metals which comprise storefronts through appropriate
treatments such as cleaning, rust removal, limited paint
removal, and reapplication of protective coating systems.
The distinctive 19th century brick and wood storefront has been successfully maintained over time. Photo: NPS files.
Protecting storefronts against arson and vandalism
before work begins by boarding up windows and installing
alarm systems that are keyed into local protection agencies.
Evaluating the existing condition of storefront
materials to determine whether more than protection
and maintenance are required, that is, if repairs to
features will be necessary.
Failing to provide adequate protection of materials
on a cyclical basis so that deterioration of storefront
Permitting entry into the building through unsecured
or broken windows and doors so that interior features
and finishes are damaged by exposure to weather or vandalism.
Stripping storefronts of historic material such as
wood, cast iron, terra cotta, carrara glass, and brick.
Failing to undertake adequate measures to assure the
preservation of the historic storefront.
Repairing storefronts by reinforcing the historic
materials. Repairs will also generally include the limited
replacement in kind--or with compatible substitute materials--of
those extensively deteriorated or missing parts of storefronts
where there are surviving prototypes such as transoms,
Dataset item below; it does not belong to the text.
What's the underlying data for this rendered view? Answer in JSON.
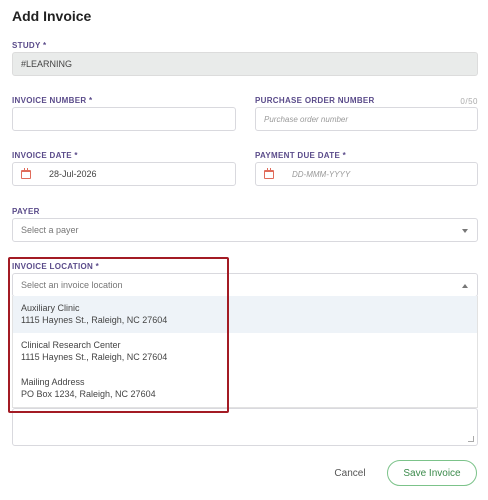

kick plates, pilasters, or signs.
In the treatment, Rehabilitation, one option
for replacing missing historic features is to
use pictorial documentation and/or physical evidence
to re-create the historic feature. (a) In this
example, the ornamental cornice of an 1866 limestone
building was missing; and the ground level storefront
had been extensively altered. (b) and (c) Based
on the availability of photographic and other
documentation, the owners were able to accurately
restore the cornice and storefront to their historic
configuration. A substitute material, fiberglass,
was used to fabricate the missing pressed metal
cornice, an acceptable alternative in this project.
All work met the Standards.
Replacing an entire storefront when repair of materials
and limited replacement of its parts are appropriate.
Using substitute material for the replacement parts
that does not convey the same visual appearance as the
surviving parts of the storefront or that is physically
or chemically incompatible.
Replacing in kind an entire storefront that is too
deteriorated to repair--if the overall form and detailing
are still evident--using the physical evidence as a
model. If using the same material is not technically
or economically feasible, then compatible substitute
materials may be considered.
Removing a storefront that is unrepairable and not replacing
it; or replacing it with a new storefront that does
not convey the same visual appearance.
The following work
is highlighted to indicate that it represents
the particularly complex technical or design aspects
of Rehabilitation projects and should only be
considered after the preservation concerns listed
above have been addressed.
Design for the Replacement of Missing Historic
Designing and constructing a new storefront
when the historic storefront is completely missing.
It may be an accurate restoration using historical,
pictorial, and physical documentation; or be a
new design that is compatible with the size, scale,
material, and color of the historic building.
Creating a false historical appearance because
the replaced storefront is based on insufficient
historical, pictorial, and physical documentation.
Introducing a new design that is incompatible
in size, scale, material, and color.
Using inappropriately scaled signs and logos
or other types of signs that obscure, damage,
or destroy remaining character-defining features
of the historic building.